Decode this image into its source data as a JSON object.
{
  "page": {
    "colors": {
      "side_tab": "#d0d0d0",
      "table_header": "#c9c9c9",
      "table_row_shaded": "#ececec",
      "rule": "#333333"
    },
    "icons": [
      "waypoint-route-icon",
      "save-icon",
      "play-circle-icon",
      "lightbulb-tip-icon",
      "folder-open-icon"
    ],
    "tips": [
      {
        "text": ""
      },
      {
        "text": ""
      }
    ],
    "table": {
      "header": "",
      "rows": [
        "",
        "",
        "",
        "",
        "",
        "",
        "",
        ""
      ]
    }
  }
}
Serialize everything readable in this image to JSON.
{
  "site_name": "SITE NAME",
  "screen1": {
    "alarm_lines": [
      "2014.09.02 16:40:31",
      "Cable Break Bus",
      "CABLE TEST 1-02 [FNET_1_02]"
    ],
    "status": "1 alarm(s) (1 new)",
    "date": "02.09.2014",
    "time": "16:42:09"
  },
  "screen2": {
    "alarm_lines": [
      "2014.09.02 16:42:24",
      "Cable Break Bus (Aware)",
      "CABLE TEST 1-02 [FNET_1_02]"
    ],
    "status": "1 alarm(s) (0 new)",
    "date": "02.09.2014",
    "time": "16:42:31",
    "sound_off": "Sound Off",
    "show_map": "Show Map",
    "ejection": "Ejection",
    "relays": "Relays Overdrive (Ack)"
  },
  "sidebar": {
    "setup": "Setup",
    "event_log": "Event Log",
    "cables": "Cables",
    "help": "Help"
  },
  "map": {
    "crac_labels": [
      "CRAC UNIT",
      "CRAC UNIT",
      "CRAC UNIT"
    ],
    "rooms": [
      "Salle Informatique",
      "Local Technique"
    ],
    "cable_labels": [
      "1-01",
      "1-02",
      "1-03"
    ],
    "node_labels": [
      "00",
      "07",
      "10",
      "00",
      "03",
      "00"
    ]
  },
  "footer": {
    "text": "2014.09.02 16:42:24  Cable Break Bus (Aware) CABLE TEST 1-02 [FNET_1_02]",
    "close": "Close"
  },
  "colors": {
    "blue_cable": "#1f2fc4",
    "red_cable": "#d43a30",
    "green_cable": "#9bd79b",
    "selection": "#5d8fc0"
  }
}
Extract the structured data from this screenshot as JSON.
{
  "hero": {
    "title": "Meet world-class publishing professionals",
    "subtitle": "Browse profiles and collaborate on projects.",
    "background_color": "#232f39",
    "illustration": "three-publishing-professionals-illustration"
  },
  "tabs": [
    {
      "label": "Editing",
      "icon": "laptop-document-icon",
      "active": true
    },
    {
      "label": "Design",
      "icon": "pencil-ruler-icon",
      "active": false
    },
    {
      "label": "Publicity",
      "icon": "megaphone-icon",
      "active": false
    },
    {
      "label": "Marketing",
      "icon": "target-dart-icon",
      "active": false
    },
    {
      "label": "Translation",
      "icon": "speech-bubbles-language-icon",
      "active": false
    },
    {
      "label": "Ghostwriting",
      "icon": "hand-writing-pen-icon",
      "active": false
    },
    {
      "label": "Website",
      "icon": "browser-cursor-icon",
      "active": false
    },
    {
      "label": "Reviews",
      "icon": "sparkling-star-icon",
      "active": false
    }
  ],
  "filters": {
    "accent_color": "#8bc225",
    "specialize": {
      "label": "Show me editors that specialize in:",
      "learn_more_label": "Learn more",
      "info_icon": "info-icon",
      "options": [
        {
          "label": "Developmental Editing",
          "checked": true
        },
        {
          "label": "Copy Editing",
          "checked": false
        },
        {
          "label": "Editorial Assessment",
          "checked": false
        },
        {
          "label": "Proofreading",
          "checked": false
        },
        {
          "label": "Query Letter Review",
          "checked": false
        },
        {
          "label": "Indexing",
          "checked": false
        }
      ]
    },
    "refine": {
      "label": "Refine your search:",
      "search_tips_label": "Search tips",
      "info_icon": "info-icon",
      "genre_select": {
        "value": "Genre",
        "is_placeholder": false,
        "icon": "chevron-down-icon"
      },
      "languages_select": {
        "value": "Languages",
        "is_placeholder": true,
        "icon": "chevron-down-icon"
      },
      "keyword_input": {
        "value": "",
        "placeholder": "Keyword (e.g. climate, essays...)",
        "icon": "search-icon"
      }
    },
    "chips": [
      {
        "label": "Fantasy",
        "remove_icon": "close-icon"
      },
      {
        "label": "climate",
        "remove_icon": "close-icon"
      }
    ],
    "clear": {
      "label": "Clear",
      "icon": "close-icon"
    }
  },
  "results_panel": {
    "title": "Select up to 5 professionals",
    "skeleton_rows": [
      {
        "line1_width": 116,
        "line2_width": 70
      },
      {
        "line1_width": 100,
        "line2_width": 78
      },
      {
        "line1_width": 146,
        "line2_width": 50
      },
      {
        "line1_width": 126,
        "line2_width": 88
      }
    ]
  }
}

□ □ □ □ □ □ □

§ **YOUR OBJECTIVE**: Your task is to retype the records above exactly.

§ **REPLY**:
Decode this image into its source data as a JSON object.
{
  "page": {
    "colors": {
      "side_tab": "#d0d0d0",
      "table_header": "#c9c9c9",
      "table_row_shaded": "#ececec",
      "rule": "#333333"
    },
    "icons": [
      "waypoint-route-icon",
      "save-icon",
      "play-circle-icon",
      "lightbulb-tip-icon",
      "folder-open-icon"
    ],
    "tips": [
      {
        "text": ""
      },
      {
        "text": ""
      }
    ],
    "table": {
      "header": "",
      "rows": [
        "",
        "",
        "",
        "",
        "",
        "",
        "",
        ""
      ]
    }
  }
}
Serialize everything readable in this image to JSON.
{
  "site_name": "SITE NAME",
  "screen1": {
    "alarm_lines": [
      "2014.09.02 16:40:31",
      "Cable Break Bus",
      "CABLE TEST 1-02 [FNET_1_02]"
    ],
    "status": "1 alarm(s) (1 new)",
    "date": "02.09.2014",
    "time": "16:42:09"
  },
  "screen2": {
    "alarm_lines": [
      "2014.09.02 16:42:24",
      "Cable Break Bus (Aware)",
      "CABLE TEST 1-02 [FNET_1_02]"
    ],
    "status": "1 alarm(s) (0 new)",
    "date": "02.09.2014",
    "time": "16:42:31",
    "sound_off": "Sound Off",
    "show_map": "Show Map",
    "ejection": "Ejection",
    "relays": "Relays Overdrive (Ack)"
  },
  "sidebar": {
    "setup": "Setup",
    "event_log": "Event Log",
    "cables": "Cables",
    "help": "Help"
  },
  "map": {
    "crac_labels": [
      "CRAC UNIT",
      "CRAC UNIT",
      "CRAC UNIT"
    ],
    "rooms": [
      "Salle Informatique",
      "Local Technique"
    ],
    "cable_labels": [
      "1-01",
      "1-02",
      "1-03"
    ],
    "node_labels": [
      "00",
      "07",
      "10",
      "00",
      "03",
      "00"
    ]
  },
  "footer": {
    "text": "2014.09.02 16:42:24  Cable Break Bus (Aware) CABLE TEST 1-02 [FNET_1_02]",
    "close": "Close"
  },
  "colors": {
    "blue_cable": "#1f2fc4",
    "red_cable": "#d43a30",
    "green_cable": "#9bd79b",
    "selection": "#5d8fc0"
  }
}
Extract the structured data from this screenshot as JSON.
{
  "hero": {
    "title": "Meet world-class publishing professionals",
    "subtitle": "Browse profiles and collaborate on projects.",
    "background_color": "#232f39",
    "illustration": "three-publishing-professionals-illustration"
  },
  "tabs": [
    {
      "label": "Editing",
      "icon": "laptop-document-icon",
      "active": true
    },
    {
      "label": "Design",
      "icon": "pencil-ruler-icon",
      "active": false
    },
    {
      "label": "Publicity",
      "icon": "megaphone-icon",
      "active": false
    },
    {
      "label": "Marketing",
      "icon": "target-dart-icon",
      "active": false
    },
    {
      "label": "Translation",
      "icon": "speech-bubbles-language-icon",
      "active": false
    },
    {
      "label": "Ghostwriting",
      "icon": "hand-writing-pen-icon",
      "active": false
    },
    {
      "label": "Website",
      "icon": "browser-cursor-icon",
      "active": false
    },
    {
      "label": "Reviews",
      "icon": "sparkling-star-icon",
      "active": false
    }
  ],
  "filters": {
    "accent_color": "#8bc225",
    "specialize": {
      "label": "Show me editors that specialize in:",
      "learn_more_label": "Learn more",
      "info_icon": "info-icon",
      "options": [
        {
          "label": "Developmental Editing",
          "checked": true
        },
        {
          "label": "Copy Editing",
          "checked": false
        },
        {
          "label": "Editorial Assessment",
          "checked": false
        },
        {
          "label": "Proofreading",
          "checked": false
        },
        {
          "label": "Query Letter Review",
          "checked": false
        },
        {
          "label": "Indexing",
          "checked": false
        }
      ]
    },
    "refine": {
      "label": "Refine your search:",
      "search_tips_label": "Search tips",
      "info_icon": "info-icon",
      "genre_select": {
        "value": "Genre",
        "is_placeholder": false,
        "icon": "chevron-down-icon"
      },
      "languages_select": {
        "value": "Languages",
        "is_placeholder": true,
        "icon": "chevron-down-icon"
      },
      "keyword_input": {
        "value": "",
        "placeholder": "Keyword (e.g. climate, essays...)",
        "icon": "search-icon"
      }
    },
    "chips": [
      {
        "label": "Fantasy",
        "remove_icon": "close-icon"
      },
      {
        "label": "climate",
        "remove_icon": "close-icon"
      }
    ],
    "clear": {
      "label": "Clear",
      "icon": "close-icon"
    }
  },
  "results_panel": {
    "title": "Select up to 5 professionals",
    "skeleton_rows": [
      {
        "line1_width": 116,
        "line2_width": 70
      },
      {
        "line1_width": 100,
        "line2_width": 78
      },
      {
        "line1_width": 146,
        "line2_width": 50
      },
      {
        "line1_width": 126,
        "line2_width": 88
      }
    ]
  }
}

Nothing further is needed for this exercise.